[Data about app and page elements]
◇ ◇ ◇
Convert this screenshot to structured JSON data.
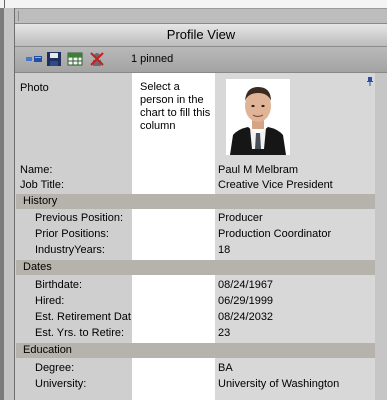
{
  "window": {
    "title": "Profile View"
  },
  "toolbar": {
    "pinned_label": "1 pinned"
  },
  "compare_column": {
    "instruction": "Select a person in the chart to fill this column"
  },
  "profile": {
    "photo_label": "Photo",
    "fields": [
      {
        "label": "Name:",
        "value": "Paul M Melbram"
      },
      {
        "label": "Job Title:",
        "value": "Creative Vice President"
      }
    ],
    "sections": [
      {
        "title": "History",
        "rows": [
          {
            "label": "Previous Position:",
            "value": "Producer"
          },
          {
            "label": "Prior Positions:",
            "value": "Production Coordinator"
          },
          {
            "label": "IndustryYears:",
            "value": "18"
          }
        ]
      },
      {
        "title": "Dates",
        "rows": [
          {
            "label": "Birthdate:",
            "value": "08/24/1967"
          },
          {
            "label": "Hired:",
            "value": "06/29/1999"
          },
          {
            "label": "Est. Retirement Dat",
            "value": "08/24/2032"
          },
          {
            "label": "Est. Yrs. to Retire:",
            "value": "23"
          }
        ]
      },
      {
        "title": "Education",
        "rows": [
          {
            "label": "Degree:",
            "value": "BA"
          },
          {
            "label": "University:",
            "value": "University of Washington"
          }
        ]
      }
    ]
  },
  "icons": {
    "toolbar": [
      "collapse-icon",
      "save-icon",
      "grid-icon",
      "clear-icon"
    ],
    "pin": "pin-icon"
  }
}
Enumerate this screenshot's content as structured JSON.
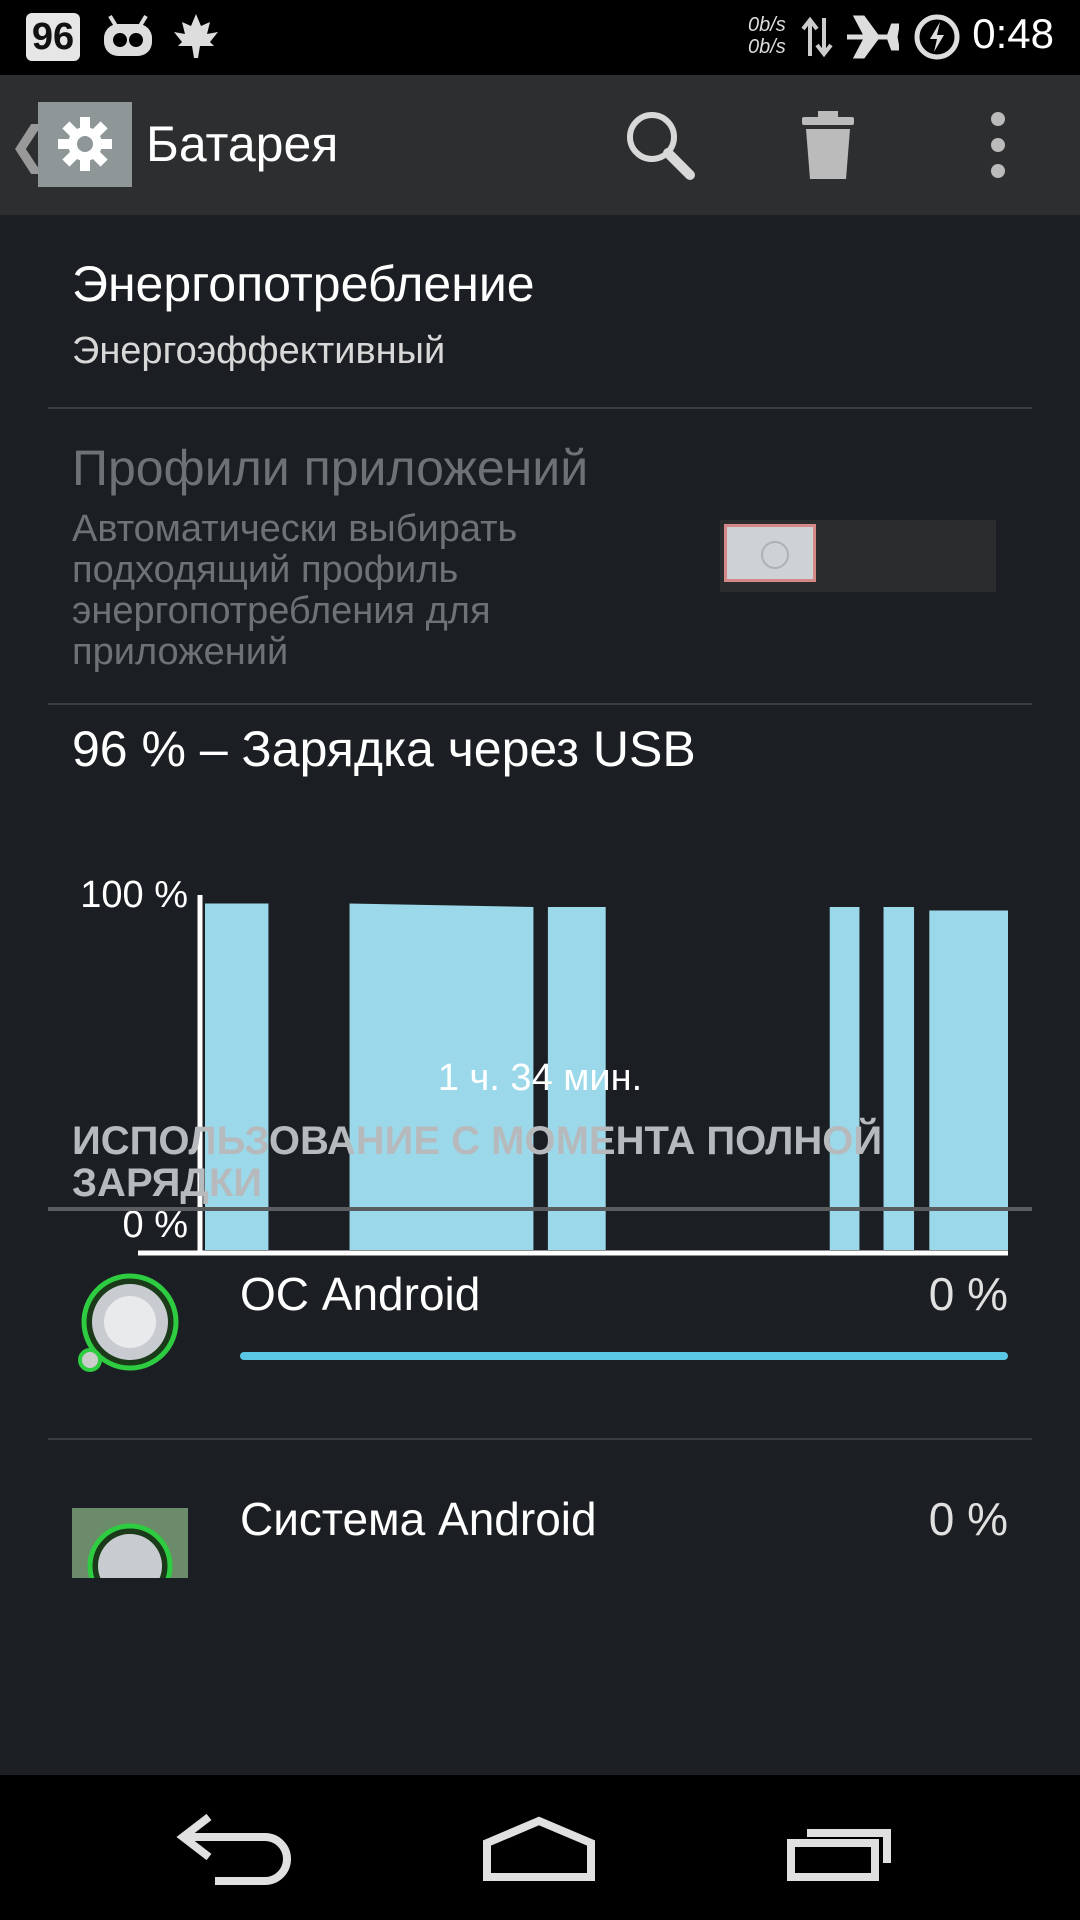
{
  "status_bar": {
    "battery_badge": "96",
    "net_up": "0b/s",
    "net_down": "0b/s",
    "time": "0:48"
  },
  "action_bar": {
    "title": "Батарея",
    "icons": [
      "back-chevron-icon",
      "settings-gear-icon",
      "search-icon",
      "trash-icon",
      "overflow-menu-icon"
    ]
  },
  "power_profile": {
    "title": "Энергопотребление",
    "summary": "Энергоэффективный"
  },
  "app_profiles": {
    "title": "Профили приложений",
    "description": "Автоматически выбирать подходящий профиль энергопотребления для приложений",
    "enabled": false
  },
  "battery_status": "96 % – Зарядка через USB",
  "chart_data": {
    "type": "area",
    "y_top_label": "100 %",
    "y_bottom_label": "0 %",
    "duration_label": "1 ч. 34 мин.",
    "ylim": [
      0,
      100
    ],
    "series": [
      {
        "segments": [
          {
            "start": 0.0,
            "end": 0.079,
            "level": [
              99,
              99
            ]
          },
          {
            "start": 0.18,
            "end": 0.409,
            "level": [
              99,
              98
            ]
          },
          {
            "start": 0.427,
            "end": 0.499,
            "level": [
              98,
              98
            ]
          },
          {
            "start": 0.778,
            "end": 0.815,
            "level": [
              98,
              98
            ]
          },
          {
            "start": 0.845,
            "end": 0.883,
            "level": [
              98,
              98
            ]
          },
          {
            "start": 0.902,
            "end": 1.0,
            "level": [
              97,
              97
            ]
          }
        ]
      }
    ]
  },
  "usage_section": {
    "header": "ИСПОЛЬЗОВАНИЕ С МОМЕНТА ПОЛНОЙ ЗАРЯДКИ",
    "apps": [
      {
        "name": "ОС Android",
        "percent": "0 %",
        "bar_fraction": 1.0,
        "icon": "android-os-knob-icon"
      },
      {
        "name": "Система Android",
        "percent": "0 %",
        "bar_fraction": 1.0,
        "icon": "android-system-knob-icon"
      }
    ]
  },
  "colors": {
    "chart_fill": "#9bd9ea",
    "accent": "#5ac8e4",
    "background": "#1b1f23"
  }
}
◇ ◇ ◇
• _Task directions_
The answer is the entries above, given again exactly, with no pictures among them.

• _Answer space_
Convert this screenshot to structured JSON data.
{
  "window": {
    "title": "Profile View"
  },
  "toolbar": {
    "pinned_label": "1 pinned"
  },
  "compare_column": {
    "instruction": "Select a person in the chart to fill this column"
  },
  "profile": {
    "photo_label": "Photo",
    "fields": [
      {
        "label": "Name:",
        "value": "Paul M Melbram"
      },
      {
        "label": "Job Title:",
        "value": "Creative Vice President"
      }
    ],
    "sections": [
      {
        "title": "History",
        "rows": [
          {
            "label": "Previous Position:",
            "value": "Producer"
          },
          {
            "label": "Prior Positions:",
            "value": "Production Coordinator"
          },
          {
            "label": "IndustryYears:",
            "value": "18"
          }
        ]
      },
      {
        "title": "Dates",
        "rows": [
          {
            "label": "Birthdate:",
            "value": "08/24/1967"
          },
          {
            "label": "Hired:",
            "value": "06/29/1999"
          },
          {
            "label": "Est. Retirement Dat",
            "value": "08/24/2032"
          },
          {
            "label": "Est. Yrs. to Retire:",
            "value": "23"
          }
        ]
      },
      {
        "title": "Education",
        "rows": [
          {
            "label": "Degree:",
            "value": "BA"
          },
          {
            "label": "University:",
            "value": "University of Washington"
          }
        ]
      }
    ]
  },
  "icons": {
    "toolbar": [
      "collapse-icon",
      "save-icon",
      "grid-icon",
      "clear-icon"
    ],
    "pin": "pin-icon"
  }
}
Enumerate this screenshot's content as structured JSON.
{
  "status_bar": {
    "battery_badge": "96",
    "net_up": "0b/s",
    "net_down": "0b/s",
    "time": "0:48"
  },
  "action_bar": {
    "title": "Батарея",
    "icons": [
      "back-chevron-icon",
      "settings-gear-icon",
      "search-icon",
      "trash-icon",
      "overflow-menu-icon"
    ]
  },
  "power_profile": {
    "title": "Энергопотребление",
    "summary": "Энергоэффективный"
  },
  "app_profiles": {
    "title": "Профили приложений",
    "description": "Автоматически выбирать подходящий профиль энергопотребления для приложений",
    "enabled": false
  },
  "battery_status": "96 % – Зарядка через USB",
  "chart_data": {
    "type": "area",
    "y_top_label": "100 %",
    "y_bottom_label": "0 %",
    "duration_label": "1 ч. 34 мин.",
    "ylim": [
      0,
      100
    ],
    "series": [
      {
        "segments": [
          {
            "start": 0.0,
            "end": 0.079,
            "level": [
              99,
              99
            ]
          },
          {
            "start": 0.18,
            "end": 0.409,
            "level": [
              99,
              98
            ]
          },
          {
            "start": 0.427,
            "end": 0.499,
            "level": [
              98,
              98
            ]
          },
          {
            "start": 0.778,
            "end": 0.815,
            "level": [
              98,
              98
            ]
          },
          {
            "start": 0.845,
            "end": 0.883,
            "level": [
              98,
              98
            ]
          },
          {
            "start": 0.902,
            "end": 1.0,
            "level": [
              97,
              97
            ]
          }
        ]
      }
    ]
  },
  "usage_section": {
    "header": "ИСПОЛЬЗОВАНИЕ С МОМЕНТА ПОЛНОЙ ЗАРЯДКИ",
    "apps": [
      {
        "name": "ОС Android",
        "percent": "0 %",
        "bar_fraction": 1.0,
        "icon": "android-os-knob-icon"
      },
      {
        "name": "Система Android",
        "percent": "0 %",
        "bar_fraction": 1.0,
        "icon": "android-system-knob-icon"
      }
    ]
  },
  "colors": {
    "chart_fill": "#9bd9ea",
    "accent": "#5ac8e4",
    "background": "#1b1f23"
  }
}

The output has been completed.